December 23, 2003


Schering-Plough Unveils First Trivalent SIV Vaccine


Schering-Plough Animal Health Corporation, a United States pharmaceutical company, unveiled the industry's first trivalent vaccine for the costly swine influenza virus (SIV).

MaxiVac® Excell™ 3, a killed-virus vaccine, protects against all major strains of swine flu virus (SIV) circulating in the U.S. swine population. It features a new variant or "reassortant" strain of the H1N1 subtype in addition to the classical H1N1 subtype that has been circulating in U.S. hogs for decades.

The vaccine also contains an H3N2 subtype that protects against the Cluster I Texas-like H3N2 subtype, as well as cross protects against the Cluster III variants of H3N2.

"MaxiVac Excell 3 fills an unmet need and gives the pork industry a new tool for managing SIV," says Luis Fernandez, DVM, senior product manager for swine products at Schering-Plough Animal Health Corporation. "No vaccine provides broader flu protection against the most predominant strains in U.S. swine herds."


Trials Show Protection


Recent trials showed the significance of vaccinating for classical and reassortant H1N1 viruses. According to Fleck, pigs vaccinated with a vaccine containing only cH1N1+H3N2 were not protected when challenged with rH1N1. However, pigs injected with a vaccine containing rH1N1 had a statistically significant reduction in lung lesions after rH1N1 challenge, compared to unvaccinated controls and pigs injected with the cH1N1+H3N2 vaccine.

In another study, pigs were vaccinated twice 2 weeks apart with MaxiVac Excell 3 (cH1N1+rH1N1+H3N2). From 3 to 4 weeks after the second dose, they were challenged with either virulent rH1N1 or cH1N1. After 5 days, they were necropsied and their lungs were scored. MaxiVac Excell 3 significantly reduced lung lesions, as well as the percent of pigs positive for virus recovery from the lung tissue after both types of challenge. "The results demonstrate excellent efficacy, with no interference between antigens," Fleck says.

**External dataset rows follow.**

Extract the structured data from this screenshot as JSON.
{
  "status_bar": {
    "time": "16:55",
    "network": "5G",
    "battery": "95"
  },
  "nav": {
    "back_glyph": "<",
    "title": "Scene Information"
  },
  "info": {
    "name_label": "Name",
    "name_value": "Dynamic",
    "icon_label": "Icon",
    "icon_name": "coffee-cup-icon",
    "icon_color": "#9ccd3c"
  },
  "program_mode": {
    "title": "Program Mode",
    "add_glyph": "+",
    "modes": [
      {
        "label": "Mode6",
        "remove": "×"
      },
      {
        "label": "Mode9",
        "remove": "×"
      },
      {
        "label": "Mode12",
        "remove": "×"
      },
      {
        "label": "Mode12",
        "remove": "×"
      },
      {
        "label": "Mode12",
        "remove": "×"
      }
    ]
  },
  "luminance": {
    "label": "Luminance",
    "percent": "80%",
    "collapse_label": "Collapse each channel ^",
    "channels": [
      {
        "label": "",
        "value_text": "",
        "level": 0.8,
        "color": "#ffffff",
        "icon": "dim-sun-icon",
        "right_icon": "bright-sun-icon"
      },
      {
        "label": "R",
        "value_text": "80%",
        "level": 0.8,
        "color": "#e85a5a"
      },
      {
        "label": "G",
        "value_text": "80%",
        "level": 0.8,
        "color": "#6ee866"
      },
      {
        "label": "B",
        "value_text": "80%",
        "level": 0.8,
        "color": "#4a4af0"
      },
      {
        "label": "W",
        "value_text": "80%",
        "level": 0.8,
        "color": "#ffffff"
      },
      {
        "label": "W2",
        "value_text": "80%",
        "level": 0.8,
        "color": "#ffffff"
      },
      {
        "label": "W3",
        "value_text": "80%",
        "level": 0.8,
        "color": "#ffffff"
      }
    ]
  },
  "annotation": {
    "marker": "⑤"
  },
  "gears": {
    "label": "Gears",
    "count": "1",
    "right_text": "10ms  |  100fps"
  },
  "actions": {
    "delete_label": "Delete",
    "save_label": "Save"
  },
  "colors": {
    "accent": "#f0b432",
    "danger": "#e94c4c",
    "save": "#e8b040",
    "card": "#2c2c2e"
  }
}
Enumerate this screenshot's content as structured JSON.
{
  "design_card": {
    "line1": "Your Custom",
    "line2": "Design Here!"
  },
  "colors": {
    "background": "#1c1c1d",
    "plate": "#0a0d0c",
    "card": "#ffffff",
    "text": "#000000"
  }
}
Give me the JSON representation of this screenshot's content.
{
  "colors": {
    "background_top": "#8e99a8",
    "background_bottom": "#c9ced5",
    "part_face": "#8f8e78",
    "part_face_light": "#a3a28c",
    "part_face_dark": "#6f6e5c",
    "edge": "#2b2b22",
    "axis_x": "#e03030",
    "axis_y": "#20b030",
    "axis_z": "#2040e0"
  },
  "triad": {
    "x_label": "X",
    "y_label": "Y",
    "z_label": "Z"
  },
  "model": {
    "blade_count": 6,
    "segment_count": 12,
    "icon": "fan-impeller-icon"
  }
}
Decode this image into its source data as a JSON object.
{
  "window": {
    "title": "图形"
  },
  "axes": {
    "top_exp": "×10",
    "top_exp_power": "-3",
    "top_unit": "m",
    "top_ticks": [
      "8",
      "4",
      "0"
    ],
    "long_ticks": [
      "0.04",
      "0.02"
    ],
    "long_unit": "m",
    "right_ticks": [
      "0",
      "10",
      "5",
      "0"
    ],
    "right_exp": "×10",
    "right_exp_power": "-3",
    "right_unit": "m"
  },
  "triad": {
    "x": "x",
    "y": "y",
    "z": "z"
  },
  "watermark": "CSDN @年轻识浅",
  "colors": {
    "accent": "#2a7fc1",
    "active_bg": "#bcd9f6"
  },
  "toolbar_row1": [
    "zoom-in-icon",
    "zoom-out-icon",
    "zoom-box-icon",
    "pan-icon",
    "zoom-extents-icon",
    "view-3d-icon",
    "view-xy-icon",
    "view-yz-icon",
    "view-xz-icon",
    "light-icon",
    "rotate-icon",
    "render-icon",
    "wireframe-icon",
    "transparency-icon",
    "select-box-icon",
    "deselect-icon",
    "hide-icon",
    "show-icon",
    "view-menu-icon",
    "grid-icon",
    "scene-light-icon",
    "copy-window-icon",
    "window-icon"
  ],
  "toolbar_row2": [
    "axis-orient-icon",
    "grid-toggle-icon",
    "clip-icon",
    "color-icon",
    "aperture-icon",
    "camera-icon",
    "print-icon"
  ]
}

Pigs vaccinated with MaxiVac Excell 3 also showed significantly less nasal shedding of rH1N1, she says. Nasal swabs were collected daily from pigs after rH1N1 challenge and until necropsy. Overall, there was a 98.6% reduction in nasal viral titer during the 5 days after SIV challenge in pigs vaccinated with MaxiVac Excell 3, compared to unvaccinated controls. The difference was statistically significant.

"A reduction in nasal viral shed means less virus on the farm and a lower overall SIV challenge for all animals in the herd," Fleck says.


Proven Safety in Pigs, Breeding Stock


The strains in MaxiVac Excell 3 have been carefully selected and balanced for optimum performance. Because the vaccine contains Emunade®, the same proprietary adjuvant used for many years in the company's M+Pac® mycoplasma vaccine, MaxiVac Excell 3 can be used with confidence in sows or pigs with virtually no reactions or performance setbacks, according to Fleck.

MaxiVac Excell 3 is approved for use in pigs 5 weeks of age or older, including boars and pregnant sows, as an aid in the prevention of disease associated with the SIV subtypes rH1N1, cH1N1 and H3N2. The vaccine also has been shown to reduce pneumonia and lung infection following challenge. Schering-Plough Animal Health recommends vaccinating healthy pigs with a 2 mL intramuscular (IM) dose and revaccinating 2 to 3 weeks later.

"It's best to consult with your veterinarian for optimum vaccination timing to avoid interference with maternal antibodies from vaccinated sows," Fleck says.